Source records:
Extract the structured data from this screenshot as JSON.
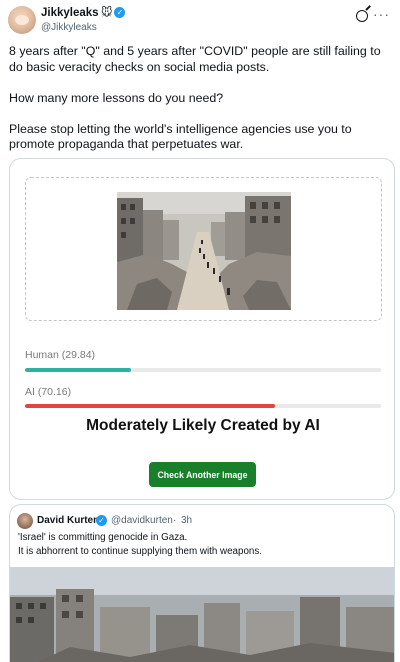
{
  "post": {
    "author_name": "Jikkyleaks",
    "author_emoji": "🐭",
    "author_handle": "@Jikkyleaks",
    "paragraphs": [
      "8 years after \"Q\" and 5 years after \"COVID\" people are still failing to do basic veracity checks on social media posts.",
      "How many more lessons do you need?",
      "Please stop letting the world's intelligence agencies use you to promote propaganda that perpetuates war."
    ],
    "more_icon": "more-horizontal-icon",
    "grok_icon": "grok-icon"
  },
  "detector": {
    "human_label": "Human (29.84)",
    "human_score": 29.84,
    "human_color": "#2bb3a0",
    "ai_label": "AI (70.16)",
    "ai_score": 70.16,
    "ai_color": "#e04545",
    "verdict": "Moderately Likely Created by AI",
    "button_label": "Check Another Image",
    "button_color": "#1a7f2a"
  },
  "quoted_post": {
    "author_name": "David Kurten",
    "author_handle": "@davidkurten",
    "separator": "·",
    "time": "3h",
    "lines": [
      "'Israel' is committing genocide in Gaza.",
      "It is abhorrent to continue supplying them with weapons."
    ]
  },
  "colors": {
    "verified_badge": "#1d9bf0",
    "border": "#cfd9de",
    "secondary_text": "#536471"
  }
}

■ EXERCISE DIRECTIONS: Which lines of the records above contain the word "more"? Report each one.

■ WORKED SOLUTION:
      "How many more lessons do you need?",
    "more_icon": "more-horizontal-icon",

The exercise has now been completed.